TC: Yes. I have been very lucky to be around people who discussed my work with me and pushed me forward already from a very early age. My parents, who both studied at art school, are my life-long mentors. When I was a teenager I met Peter Strassner who became my art teacher and he had a major influence on my decision to become an artist. But the major shift in my work is happening right now supported by the great photography team at Middlesex University especially with photographer Eva Vermandel coming on board last year.
JC: Where are you based right now and how is it shaping you?
TC: I am based in London, and like I said earlier, my life here is the driving and shaping force for all my work. Especially the work I am working on at the moment is very diaristic and thus the city, the atmosphere of a place and my home are usually platform for my photographs and sometimes even the subject itself.
Living in London is shaping me as a person as well. It is very dynamic and also very challenging. There are always crossroads where you have to make your choice. It doesn’t let you become lazy or complacent. You have to keep working; you have to keep moving forward. And I like that.
JC: One piece of advice to photography graduates?
TC: Keep on working. Everybody goes through phases of ups and downs in their work and recently I was given a valuable piece of advice and kind encouragement: whatever you do, don’t worry about the doubts – they’re part of the process.
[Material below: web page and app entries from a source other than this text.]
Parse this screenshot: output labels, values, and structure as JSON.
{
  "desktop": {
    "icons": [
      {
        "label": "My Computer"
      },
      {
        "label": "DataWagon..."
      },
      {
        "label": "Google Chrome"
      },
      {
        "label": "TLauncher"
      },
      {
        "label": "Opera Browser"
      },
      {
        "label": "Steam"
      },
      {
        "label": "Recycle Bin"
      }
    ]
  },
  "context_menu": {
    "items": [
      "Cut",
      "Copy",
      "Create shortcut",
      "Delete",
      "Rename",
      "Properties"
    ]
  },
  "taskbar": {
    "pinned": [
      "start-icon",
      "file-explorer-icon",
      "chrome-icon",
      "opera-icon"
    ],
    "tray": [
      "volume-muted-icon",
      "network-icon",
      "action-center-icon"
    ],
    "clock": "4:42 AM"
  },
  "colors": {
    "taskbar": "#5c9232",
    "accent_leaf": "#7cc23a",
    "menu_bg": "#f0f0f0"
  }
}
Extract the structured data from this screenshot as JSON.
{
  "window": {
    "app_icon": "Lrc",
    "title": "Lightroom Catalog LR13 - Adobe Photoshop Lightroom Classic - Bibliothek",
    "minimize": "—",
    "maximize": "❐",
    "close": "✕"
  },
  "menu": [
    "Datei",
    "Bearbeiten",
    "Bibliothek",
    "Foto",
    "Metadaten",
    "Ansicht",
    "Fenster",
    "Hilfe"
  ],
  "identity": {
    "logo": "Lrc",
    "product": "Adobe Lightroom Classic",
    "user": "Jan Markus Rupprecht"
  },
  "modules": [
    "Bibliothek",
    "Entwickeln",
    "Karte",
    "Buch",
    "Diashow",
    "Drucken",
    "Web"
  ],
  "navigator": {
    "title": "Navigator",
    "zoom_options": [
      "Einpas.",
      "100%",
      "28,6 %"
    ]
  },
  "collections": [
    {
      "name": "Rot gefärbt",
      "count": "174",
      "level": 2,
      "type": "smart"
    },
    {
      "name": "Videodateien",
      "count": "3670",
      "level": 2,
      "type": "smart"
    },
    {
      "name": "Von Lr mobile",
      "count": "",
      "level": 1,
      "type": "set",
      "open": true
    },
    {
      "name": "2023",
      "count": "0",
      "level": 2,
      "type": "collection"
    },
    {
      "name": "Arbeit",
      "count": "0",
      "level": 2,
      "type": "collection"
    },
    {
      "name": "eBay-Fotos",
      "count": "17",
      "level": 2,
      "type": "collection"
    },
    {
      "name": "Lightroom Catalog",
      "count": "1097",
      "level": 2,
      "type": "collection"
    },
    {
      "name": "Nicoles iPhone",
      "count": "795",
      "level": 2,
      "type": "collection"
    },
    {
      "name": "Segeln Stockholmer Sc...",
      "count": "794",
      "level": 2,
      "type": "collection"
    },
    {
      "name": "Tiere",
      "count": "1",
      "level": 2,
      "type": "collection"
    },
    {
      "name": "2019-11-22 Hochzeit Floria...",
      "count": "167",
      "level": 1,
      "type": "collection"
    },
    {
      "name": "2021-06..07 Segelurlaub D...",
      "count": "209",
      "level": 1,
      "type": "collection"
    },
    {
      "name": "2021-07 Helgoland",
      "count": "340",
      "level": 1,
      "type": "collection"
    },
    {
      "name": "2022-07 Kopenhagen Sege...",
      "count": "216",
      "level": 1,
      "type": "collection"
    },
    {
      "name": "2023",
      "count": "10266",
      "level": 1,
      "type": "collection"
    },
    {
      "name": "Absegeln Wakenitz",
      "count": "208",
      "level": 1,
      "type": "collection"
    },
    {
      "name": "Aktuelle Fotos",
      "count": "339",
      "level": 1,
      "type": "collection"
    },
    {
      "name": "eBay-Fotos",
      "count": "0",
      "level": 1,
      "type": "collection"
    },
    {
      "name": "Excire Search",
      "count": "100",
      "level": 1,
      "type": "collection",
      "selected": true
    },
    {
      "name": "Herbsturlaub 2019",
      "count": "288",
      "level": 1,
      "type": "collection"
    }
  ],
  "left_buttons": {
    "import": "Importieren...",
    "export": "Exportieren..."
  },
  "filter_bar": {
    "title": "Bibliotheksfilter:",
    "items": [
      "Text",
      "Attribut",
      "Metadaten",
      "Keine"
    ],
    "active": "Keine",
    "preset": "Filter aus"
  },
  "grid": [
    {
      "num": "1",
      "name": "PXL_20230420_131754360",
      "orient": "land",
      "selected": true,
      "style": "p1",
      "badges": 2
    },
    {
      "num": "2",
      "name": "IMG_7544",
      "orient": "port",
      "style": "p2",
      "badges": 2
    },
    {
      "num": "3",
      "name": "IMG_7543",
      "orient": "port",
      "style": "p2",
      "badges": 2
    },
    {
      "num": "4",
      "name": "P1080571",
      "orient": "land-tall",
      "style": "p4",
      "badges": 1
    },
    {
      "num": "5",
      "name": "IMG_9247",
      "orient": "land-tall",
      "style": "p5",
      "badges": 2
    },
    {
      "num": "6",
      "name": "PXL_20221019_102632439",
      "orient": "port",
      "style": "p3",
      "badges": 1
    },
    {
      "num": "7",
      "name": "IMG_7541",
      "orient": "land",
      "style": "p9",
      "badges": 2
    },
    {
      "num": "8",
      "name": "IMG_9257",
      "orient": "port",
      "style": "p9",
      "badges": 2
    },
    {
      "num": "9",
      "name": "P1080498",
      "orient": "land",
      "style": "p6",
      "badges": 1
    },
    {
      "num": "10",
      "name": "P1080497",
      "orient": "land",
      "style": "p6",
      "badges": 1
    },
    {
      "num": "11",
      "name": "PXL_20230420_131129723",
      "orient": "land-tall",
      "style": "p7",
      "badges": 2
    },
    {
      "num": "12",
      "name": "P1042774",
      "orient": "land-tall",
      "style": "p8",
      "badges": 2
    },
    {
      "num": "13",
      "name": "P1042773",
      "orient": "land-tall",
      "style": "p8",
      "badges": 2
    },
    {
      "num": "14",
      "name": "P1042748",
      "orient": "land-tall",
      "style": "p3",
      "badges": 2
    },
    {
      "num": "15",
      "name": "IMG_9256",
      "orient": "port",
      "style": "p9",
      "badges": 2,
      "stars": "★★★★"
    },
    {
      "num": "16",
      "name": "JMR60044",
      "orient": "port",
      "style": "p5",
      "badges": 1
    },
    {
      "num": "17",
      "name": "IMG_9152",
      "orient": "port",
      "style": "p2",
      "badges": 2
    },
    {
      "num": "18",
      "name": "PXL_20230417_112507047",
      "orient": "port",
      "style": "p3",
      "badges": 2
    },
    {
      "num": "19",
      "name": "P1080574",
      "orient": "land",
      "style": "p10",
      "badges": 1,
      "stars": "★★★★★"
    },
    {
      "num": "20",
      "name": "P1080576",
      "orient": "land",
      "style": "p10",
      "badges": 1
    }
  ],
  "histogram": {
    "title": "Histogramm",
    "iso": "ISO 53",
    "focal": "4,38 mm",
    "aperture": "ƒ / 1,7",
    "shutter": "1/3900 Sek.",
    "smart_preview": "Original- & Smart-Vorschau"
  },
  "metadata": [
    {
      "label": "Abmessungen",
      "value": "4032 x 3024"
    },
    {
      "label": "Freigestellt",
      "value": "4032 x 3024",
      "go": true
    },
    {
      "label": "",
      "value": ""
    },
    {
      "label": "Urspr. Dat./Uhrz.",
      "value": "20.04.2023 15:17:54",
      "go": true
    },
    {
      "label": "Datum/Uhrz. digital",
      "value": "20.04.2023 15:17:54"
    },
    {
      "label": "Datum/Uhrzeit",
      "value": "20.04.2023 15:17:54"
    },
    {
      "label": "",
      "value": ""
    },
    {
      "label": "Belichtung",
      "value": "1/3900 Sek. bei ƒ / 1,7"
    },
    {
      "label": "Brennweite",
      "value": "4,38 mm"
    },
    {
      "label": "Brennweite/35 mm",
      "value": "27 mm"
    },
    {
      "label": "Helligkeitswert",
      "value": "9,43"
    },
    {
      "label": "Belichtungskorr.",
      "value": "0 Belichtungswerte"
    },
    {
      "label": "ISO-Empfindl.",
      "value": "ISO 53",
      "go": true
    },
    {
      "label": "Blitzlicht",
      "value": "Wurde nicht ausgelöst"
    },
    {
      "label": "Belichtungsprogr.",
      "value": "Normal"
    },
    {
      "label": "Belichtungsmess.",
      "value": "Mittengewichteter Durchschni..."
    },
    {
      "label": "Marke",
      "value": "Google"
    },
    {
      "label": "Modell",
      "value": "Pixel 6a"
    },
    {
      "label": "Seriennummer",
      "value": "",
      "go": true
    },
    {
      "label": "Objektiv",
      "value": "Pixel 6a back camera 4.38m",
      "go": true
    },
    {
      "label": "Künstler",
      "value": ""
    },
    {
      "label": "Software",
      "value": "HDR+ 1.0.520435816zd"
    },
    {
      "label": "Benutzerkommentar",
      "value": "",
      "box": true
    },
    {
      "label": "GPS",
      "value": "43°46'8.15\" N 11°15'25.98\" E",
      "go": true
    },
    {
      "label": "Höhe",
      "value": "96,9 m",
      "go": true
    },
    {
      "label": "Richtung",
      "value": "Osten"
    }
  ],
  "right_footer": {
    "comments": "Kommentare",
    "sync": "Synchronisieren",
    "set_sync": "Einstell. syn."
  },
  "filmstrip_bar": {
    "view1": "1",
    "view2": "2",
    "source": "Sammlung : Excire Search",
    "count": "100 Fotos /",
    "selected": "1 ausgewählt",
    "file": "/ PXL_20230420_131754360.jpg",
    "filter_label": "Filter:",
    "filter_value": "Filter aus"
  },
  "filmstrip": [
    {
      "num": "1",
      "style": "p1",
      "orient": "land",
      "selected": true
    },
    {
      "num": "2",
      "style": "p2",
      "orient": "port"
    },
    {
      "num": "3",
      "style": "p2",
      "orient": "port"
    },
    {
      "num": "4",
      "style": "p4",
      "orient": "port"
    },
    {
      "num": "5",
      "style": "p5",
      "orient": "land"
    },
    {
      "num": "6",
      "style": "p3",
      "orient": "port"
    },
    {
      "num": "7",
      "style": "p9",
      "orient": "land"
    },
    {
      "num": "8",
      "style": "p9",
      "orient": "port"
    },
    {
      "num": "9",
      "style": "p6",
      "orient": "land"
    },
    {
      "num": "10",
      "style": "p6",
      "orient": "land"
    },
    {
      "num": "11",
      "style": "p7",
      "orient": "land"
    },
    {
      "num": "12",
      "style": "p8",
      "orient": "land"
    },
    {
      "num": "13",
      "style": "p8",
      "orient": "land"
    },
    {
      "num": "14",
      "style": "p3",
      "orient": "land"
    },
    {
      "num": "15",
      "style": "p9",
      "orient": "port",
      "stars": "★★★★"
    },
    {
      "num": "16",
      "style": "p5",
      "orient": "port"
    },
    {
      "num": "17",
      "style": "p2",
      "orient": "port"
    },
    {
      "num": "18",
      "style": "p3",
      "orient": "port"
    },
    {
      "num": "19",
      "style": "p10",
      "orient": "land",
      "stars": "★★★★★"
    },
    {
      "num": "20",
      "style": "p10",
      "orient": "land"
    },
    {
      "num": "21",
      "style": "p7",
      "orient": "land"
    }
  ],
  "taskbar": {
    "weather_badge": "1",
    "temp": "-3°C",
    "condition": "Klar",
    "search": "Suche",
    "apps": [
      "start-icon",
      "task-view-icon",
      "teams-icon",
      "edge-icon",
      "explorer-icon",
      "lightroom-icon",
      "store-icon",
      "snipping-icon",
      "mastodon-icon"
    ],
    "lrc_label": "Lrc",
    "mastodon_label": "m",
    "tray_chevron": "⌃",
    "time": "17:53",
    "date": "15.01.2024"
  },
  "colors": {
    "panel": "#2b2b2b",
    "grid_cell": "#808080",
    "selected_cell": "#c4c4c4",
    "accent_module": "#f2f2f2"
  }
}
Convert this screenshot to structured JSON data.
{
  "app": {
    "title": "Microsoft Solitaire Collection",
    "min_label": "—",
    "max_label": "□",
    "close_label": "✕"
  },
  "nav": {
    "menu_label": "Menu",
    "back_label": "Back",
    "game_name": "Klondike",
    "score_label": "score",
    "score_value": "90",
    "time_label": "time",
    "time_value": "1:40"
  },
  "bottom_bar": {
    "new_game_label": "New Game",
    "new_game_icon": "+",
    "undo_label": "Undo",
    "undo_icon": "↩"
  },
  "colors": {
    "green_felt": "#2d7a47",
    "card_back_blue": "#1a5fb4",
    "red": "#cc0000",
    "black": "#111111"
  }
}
It may sound odd maybe, but creating work should always be a battle, and the worst enemy of good work is complacency.
JC: If all else fails - what is your plan B?
TC: Besides taking photographs, I really love darkroom printing and I would definitely consider pursuing it as a profession. Last year I have started an apprenticeship with Kevin O’Neill, one of the last traditional photographic retouchers, so there would be definitely a specialist demand for that in the future. And this year I have started to work at my University as a Student Learning Assistant, which is a role where I support younger photography students with the modules I did in previous years. I am kind of a bridge between the tutors and the students, and I mostly help them with editing of their work and darkroom printing. I really enjoy working with the students so teaching would be a good plan B.
JC: Is it important to you to be a part of a creative community?
TC: Definitely. It is a great driving force and a big privilege to be able to discuss the work and ideas between each other and get constructive criticism and feedback. Creating contacts and meeting new inspiring people will always enrich your knowledge and help you in your development as an artist as well as a person.